- **What you have to do**: Across all the entries below, how many lines mention the string "JSON"? Respond with a single number.

- **Excerpted records**:
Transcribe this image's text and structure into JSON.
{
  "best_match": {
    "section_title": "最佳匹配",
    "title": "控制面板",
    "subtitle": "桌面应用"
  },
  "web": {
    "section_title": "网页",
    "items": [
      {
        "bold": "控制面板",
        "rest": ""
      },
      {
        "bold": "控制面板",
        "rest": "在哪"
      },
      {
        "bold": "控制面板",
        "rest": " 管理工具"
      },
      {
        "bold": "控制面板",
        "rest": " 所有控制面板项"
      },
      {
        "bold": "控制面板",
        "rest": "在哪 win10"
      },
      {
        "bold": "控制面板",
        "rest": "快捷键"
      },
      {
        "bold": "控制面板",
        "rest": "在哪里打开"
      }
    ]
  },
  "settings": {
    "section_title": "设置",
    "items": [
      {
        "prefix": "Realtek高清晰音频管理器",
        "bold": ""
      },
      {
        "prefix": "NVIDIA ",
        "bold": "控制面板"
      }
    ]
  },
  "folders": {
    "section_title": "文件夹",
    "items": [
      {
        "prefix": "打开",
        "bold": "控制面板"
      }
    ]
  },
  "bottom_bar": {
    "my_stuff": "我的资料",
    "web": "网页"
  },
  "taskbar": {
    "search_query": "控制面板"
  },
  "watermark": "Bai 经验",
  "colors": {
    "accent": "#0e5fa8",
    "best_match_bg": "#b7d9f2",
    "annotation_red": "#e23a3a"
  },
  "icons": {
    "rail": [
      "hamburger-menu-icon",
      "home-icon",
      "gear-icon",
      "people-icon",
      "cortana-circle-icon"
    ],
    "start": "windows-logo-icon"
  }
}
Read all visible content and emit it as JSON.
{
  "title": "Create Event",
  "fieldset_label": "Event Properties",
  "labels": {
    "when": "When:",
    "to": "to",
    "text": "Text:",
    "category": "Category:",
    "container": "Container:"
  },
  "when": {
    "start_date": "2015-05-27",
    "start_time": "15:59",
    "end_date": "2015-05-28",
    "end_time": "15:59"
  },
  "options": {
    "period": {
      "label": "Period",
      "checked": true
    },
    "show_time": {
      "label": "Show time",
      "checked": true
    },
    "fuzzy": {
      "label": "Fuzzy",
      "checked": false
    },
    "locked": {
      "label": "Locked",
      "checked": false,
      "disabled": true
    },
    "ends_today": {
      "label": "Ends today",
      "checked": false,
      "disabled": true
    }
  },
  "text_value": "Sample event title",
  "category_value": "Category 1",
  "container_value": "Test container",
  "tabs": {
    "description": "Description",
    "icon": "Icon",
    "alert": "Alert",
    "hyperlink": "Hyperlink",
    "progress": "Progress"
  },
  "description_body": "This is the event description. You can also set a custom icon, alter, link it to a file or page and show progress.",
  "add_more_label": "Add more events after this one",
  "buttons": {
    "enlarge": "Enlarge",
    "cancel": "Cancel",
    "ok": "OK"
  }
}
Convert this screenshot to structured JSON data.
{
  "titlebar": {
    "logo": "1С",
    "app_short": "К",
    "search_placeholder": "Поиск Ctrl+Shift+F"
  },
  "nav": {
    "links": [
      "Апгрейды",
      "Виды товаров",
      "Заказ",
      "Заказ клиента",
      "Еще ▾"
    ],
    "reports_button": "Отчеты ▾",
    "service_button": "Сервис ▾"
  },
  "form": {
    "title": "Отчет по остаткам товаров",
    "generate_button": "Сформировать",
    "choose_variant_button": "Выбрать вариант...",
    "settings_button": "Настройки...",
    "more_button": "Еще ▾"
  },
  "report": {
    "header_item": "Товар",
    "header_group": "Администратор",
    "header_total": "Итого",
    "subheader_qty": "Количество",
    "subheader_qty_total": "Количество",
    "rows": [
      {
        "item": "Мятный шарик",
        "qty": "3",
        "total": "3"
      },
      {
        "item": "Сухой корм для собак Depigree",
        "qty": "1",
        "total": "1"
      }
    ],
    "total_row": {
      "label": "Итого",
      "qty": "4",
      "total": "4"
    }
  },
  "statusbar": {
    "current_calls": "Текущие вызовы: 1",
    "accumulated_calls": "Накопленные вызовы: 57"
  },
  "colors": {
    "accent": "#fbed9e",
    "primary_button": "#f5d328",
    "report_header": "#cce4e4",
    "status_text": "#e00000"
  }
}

- **Response below**: 3